*** Begin section ***
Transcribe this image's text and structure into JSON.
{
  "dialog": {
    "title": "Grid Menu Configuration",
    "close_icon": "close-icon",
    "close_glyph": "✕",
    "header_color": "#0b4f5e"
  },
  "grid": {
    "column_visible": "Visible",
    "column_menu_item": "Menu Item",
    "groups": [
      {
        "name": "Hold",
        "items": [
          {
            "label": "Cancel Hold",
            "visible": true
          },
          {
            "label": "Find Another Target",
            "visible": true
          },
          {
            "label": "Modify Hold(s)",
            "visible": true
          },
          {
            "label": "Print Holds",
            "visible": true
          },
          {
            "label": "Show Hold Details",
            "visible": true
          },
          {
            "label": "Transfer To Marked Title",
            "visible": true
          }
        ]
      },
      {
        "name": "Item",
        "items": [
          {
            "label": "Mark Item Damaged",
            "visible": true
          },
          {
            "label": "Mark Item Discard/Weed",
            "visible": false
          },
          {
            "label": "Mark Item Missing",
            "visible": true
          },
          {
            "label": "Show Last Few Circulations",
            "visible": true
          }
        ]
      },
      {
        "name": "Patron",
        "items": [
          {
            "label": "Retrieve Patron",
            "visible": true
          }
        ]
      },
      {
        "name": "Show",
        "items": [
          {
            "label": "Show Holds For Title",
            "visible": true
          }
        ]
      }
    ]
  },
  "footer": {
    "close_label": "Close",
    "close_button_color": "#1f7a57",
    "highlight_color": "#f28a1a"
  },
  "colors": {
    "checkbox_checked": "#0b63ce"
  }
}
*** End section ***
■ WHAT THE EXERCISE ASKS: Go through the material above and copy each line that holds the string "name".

■ ANSWER FOR THE TASK:
        "name": "Hold",
        "name": "Item",
        "name": "Patron",
        "name": "Show",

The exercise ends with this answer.